§ **What the task requires**:
The data below needs to be returned exactly, line for line.

§ **Records for processing**:
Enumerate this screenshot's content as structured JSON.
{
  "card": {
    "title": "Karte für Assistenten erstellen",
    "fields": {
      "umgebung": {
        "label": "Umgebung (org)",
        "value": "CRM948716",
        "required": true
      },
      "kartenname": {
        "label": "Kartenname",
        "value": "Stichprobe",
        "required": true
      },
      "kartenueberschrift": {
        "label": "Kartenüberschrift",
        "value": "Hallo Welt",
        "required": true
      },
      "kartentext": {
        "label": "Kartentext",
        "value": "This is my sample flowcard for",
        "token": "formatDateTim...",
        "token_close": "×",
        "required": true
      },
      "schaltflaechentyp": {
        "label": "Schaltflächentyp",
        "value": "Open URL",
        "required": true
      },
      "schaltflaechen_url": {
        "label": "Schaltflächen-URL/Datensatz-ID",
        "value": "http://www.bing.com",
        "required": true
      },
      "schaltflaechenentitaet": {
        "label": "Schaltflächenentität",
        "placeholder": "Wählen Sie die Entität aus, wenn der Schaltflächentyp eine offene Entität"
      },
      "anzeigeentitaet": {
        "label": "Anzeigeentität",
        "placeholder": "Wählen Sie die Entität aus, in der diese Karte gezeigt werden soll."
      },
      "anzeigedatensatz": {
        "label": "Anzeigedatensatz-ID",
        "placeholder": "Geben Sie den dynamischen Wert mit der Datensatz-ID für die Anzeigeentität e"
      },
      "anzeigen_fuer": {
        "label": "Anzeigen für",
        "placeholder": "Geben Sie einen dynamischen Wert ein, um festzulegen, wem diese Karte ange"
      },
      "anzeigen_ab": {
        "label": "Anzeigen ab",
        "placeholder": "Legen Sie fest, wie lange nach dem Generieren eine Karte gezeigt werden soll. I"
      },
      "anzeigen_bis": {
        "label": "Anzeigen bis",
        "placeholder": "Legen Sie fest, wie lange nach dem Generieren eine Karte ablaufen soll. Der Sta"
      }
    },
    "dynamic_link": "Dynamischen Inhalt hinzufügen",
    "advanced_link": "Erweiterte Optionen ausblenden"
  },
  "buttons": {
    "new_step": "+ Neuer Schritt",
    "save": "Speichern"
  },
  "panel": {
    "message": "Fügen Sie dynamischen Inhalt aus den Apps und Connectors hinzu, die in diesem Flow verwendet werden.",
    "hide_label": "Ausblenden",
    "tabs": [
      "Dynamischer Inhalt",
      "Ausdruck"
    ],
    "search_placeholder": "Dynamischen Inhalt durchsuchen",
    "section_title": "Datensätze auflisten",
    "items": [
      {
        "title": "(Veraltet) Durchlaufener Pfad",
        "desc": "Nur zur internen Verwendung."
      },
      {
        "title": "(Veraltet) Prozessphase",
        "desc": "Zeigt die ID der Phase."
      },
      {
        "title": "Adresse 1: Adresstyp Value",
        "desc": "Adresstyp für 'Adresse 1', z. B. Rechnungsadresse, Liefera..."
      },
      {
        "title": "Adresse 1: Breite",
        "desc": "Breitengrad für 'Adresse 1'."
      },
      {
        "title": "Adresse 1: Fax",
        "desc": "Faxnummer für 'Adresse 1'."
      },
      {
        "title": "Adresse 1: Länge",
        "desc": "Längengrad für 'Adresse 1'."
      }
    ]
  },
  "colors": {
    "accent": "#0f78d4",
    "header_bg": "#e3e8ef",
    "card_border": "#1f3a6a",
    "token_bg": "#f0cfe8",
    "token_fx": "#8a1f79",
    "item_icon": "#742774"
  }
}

§ **Finished exercise**:
Enumerate this screenshot's content as structured JSON.
{
  "card": {
    "title": "Karte für Assistenten erstellen",
    "fields": {
      "umgebung": {
        "label": "Umgebung (org)",
        "value": "CRM948716",
        "required": true
      },
      "kartenname": {
        "label": "Kartenname",
        "value": "Stichprobe",
        "required": true
      },
      "kartenueberschrift": {
        "label": "Kartenüberschrift",
        "value": "Hallo Welt",
        "required": true
      },
      "kartentext": {
        "label": "Kartentext",
        "value": "This is my sample flowcard for",
        "token": "formatDateTim...",
        "token_close": "×",
        "required": true
      },
      "schaltflaechentyp": {
        "label": "Schaltflächentyp",
        "value": "Open URL",
        "required": true
      },
      "schaltflaechen_url": {
        "label": "Schaltflächen-URL/Datensatz-ID",
        "value": "http://www.bing.com",
        "required": true
      },
      "schaltflaechenentitaet": {
        "label": "Schaltflächenentität",
        "placeholder": "Wählen Sie die Entität aus, wenn der Schaltflächentyp eine offene Entität"
      },
      "anzeigeentitaet": {
        "label": "Anzeigeentität",
        "placeholder": "Wählen Sie die Entität aus, in der diese Karte gezeigt werden soll."
      },
      "anzeigedatensatz": {
        "label": "Anzeigedatensatz-ID",
        "placeholder": "Geben Sie den dynamischen Wert mit der Datensatz-ID für die Anzeigeentität e"
      },
      "anzeigen_fuer": {
        "label": "Anzeigen für",
        "placeholder": "Geben Sie einen dynamischen Wert ein, um festzulegen, wem diese Karte ange"
      },
      "anzeigen_ab": {
        "label": "Anzeigen ab",
        "placeholder": "Legen Sie fest, wie lange nach dem Generieren eine Karte gezeigt werden soll. I"
      },
      "anzeigen_bis": {
        "label": "Anzeigen bis",
        "placeholder": "Legen Sie fest, wie lange nach dem Generieren eine Karte ablaufen soll. Der Sta"
      }
    },
    "dynamic_link": "Dynamischen Inhalt hinzufügen",
    "advanced_link": "Erweiterte Optionen ausblenden"
  },
  "buttons": {
    "new_step": "+ Neuer Schritt",
    "save": "Speichern"
  },
  "panel": {
    "message": "Fügen Sie dynamischen Inhalt aus den Apps und Connectors hinzu, die in diesem Flow verwendet werden.",
    "hide_label": "Ausblenden",
    "tabs": [
      "Dynamischer Inhalt",
      "Ausdruck"
    ],
    "search_placeholder": "Dynamischen Inhalt durchsuchen",
    "section_title": "Datensätze auflisten",
    "items": [
      {
        "title": "(Veraltet) Durchlaufener Pfad",
        "desc": "Nur zur internen Verwendung."
      },
      {
        "title": "(Veraltet) Prozessphase",
        "desc": "Zeigt die ID der Phase."
      },
      {
        "title": "Adresse 1: Adresstyp Value",
        "desc": "Adresstyp für 'Adresse 1', z. B. Rechnungsadresse, Liefera..."
      },
      {
        "title": "Adresse 1: Breite",
        "desc": "Breitengrad für 'Adresse 1'."
      },
      {
        "title": "Adresse 1: Fax",
        "desc": "Faxnummer für 'Adresse 1'."
      },
      {
        "title": "Adresse 1: Länge",
        "desc": "Längengrad für 'Adresse 1'."
      }
    ]
  },
  "colors": {
    "accent": "#0f78d4",
    "header_bg": "#e3e8ef",
    "card_border": "#1f3a6a",
    "token_bg": "#f0cfe8",
    "token_fx": "#8a1f79",
    "item_icon": "#742774"
  }
}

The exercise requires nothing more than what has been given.